Task instructions: A faithful copy of every record is needed here. Images must not appear in it.

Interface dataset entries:
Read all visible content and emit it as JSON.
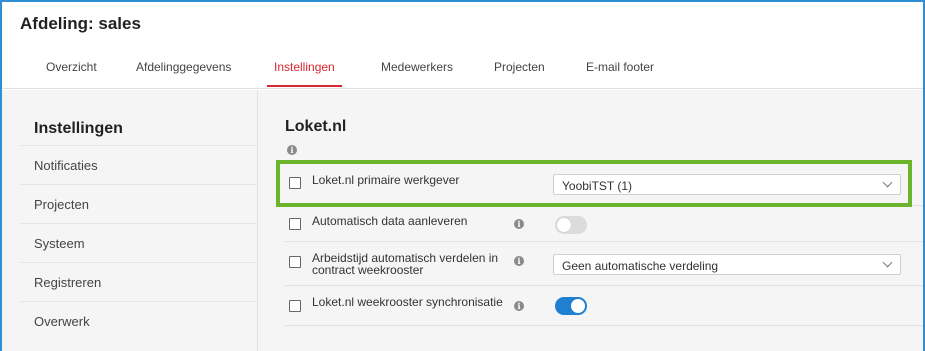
{
  "page": {
    "title": "Afdeling: sales"
  },
  "tabs": [
    {
      "label": "Overzicht",
      "active": false
    },
    {
      "label": "Afdelinggegevens",
      "active": false
    },
    {
      "label": "Instellingen",
      "active": true
    },
    {
      "label": "Medewerkers",
      "active": false
    },
    {
      "label": "Projecten",
      "active": false
    },
    {
      "label": "E-mail footer",
      "active": false
    }
  ],
  "sidebar": {
    "title": "Instellingen",
    "items": [
      {
        "label": "Notificaties"
      },
      {
        "label": "Projecten"
      },
      {
        "label": "Systeem"
      },
      {
        "label": "Registreren"
      },
      {
        "label": "Overwerk"
      }
    ]
  },
  "section": {
    "title": "Loket.nl",
    "info_icon": "info-icon",
    "rows": [
      {
        "label": "Loket.nl primaire werkgever",
        "checked": false,
        "control": "select",
        "value": "YoobiTST (1)",
        "highlighted": true
      },
      {
        "label": "Automatisch data aanleveren",
        "checked": false,
        "control": "toggle",
        "toggle_on": false
      },
      {
        "label_line1": "Arbeidstijd automatisch verdelen in",
        "label_line2": "contract weekrooster",
        "checked": false,
        "control": "select",
        "value": "Geen automatische verdeling"
      },
      {
        "label": "Loket.nl weekrooster synchronisatie",
        "checked": false,
        "control": "toggle",
        "toggle_on": true
      }
    ]
  },
  "colors": {
    "accent_red": "#d9262f",
    "toggle_on_blue": "#1f7fd1",
    "highlight_green": "#6bb42b",
    "frame_blue": "#2f8fd3"
  }
}
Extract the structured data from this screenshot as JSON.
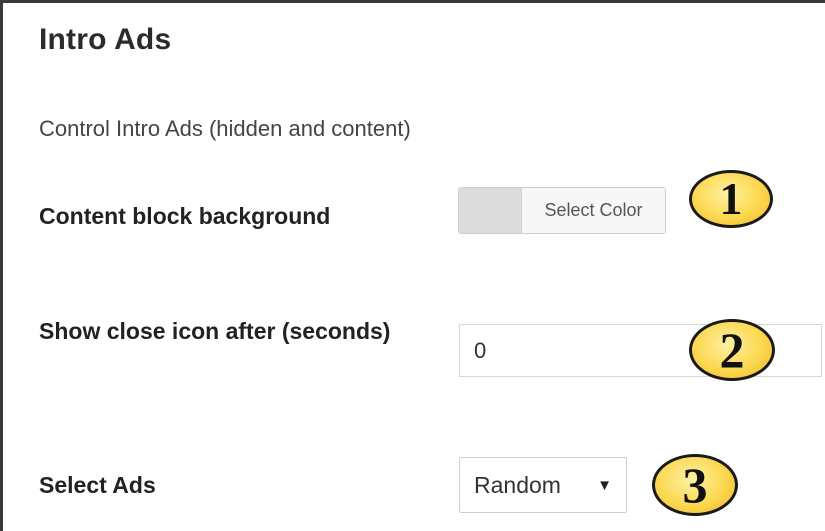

Reply to the task:
Read all visible content and emit it as JSON.
{
  "page": {
    "title": "Afdeling: sales"
  },
  "tabs": [
    {
      "label": "Overzicht",
      "active": false
    },
    {
      "label": "Afdelinggegevens",
      "active": false
    },
    {
      "label": "Instellingen",
      "active": true
    },
    {
      "label": "Medewerkers",
      "active": false
    },
    {
      "label": "Projecten",
      "active": false
    },
    {
      "label": "E-mail footer",
      "active": false
    }
  ],
  "sidebar": {
    "title": "Instellingen",
    "items": [
      {
        "label": "Notificaties"
      },
      {
        "label": "Projecten"
      },
      {
        "label": "Systeem"
      },
      {
        "label": "Registreren"
      },
      {
        "label": "Overwerk"
      }
    ]
  },
  "section": {
    "title": "Loket.nl",
    "info_icon": "info-icon",
    "rows": [
      {
        "label": "Loket.nl primaire werkgever",
        "checked": false,
        "control": "select",
        "value": "YoobiTST (1)",
        "highlighted": true
      },
      {
        "label": "Automatisch data aanleveren",
        "checked": false,
        "control": "toggle",
        "toggle_on": false
      },
      {
        "label_line1": "Arbeidstijd automatisch verdelen in",
        "label_line2": "contract weekrooster",
        "checked": false,
        "control": "select",
        "value": "Geen automatische verdeling"
      },
      {
        "label": "Loket.nl weekrooster synchronisatie",
        "checked": false,
        "control": "toggle",
        "toggle_on": true
      }
    ]
  },
  "colors": {
    "accent_red": "#d9262f",
    "toggle_on_blue": "#1f7fd1",
    "highlight_green": "#6bb42b",
    "frame_blue": "#2f8fd3"
  }
}
Extract the structured data from this screenshot as JSON.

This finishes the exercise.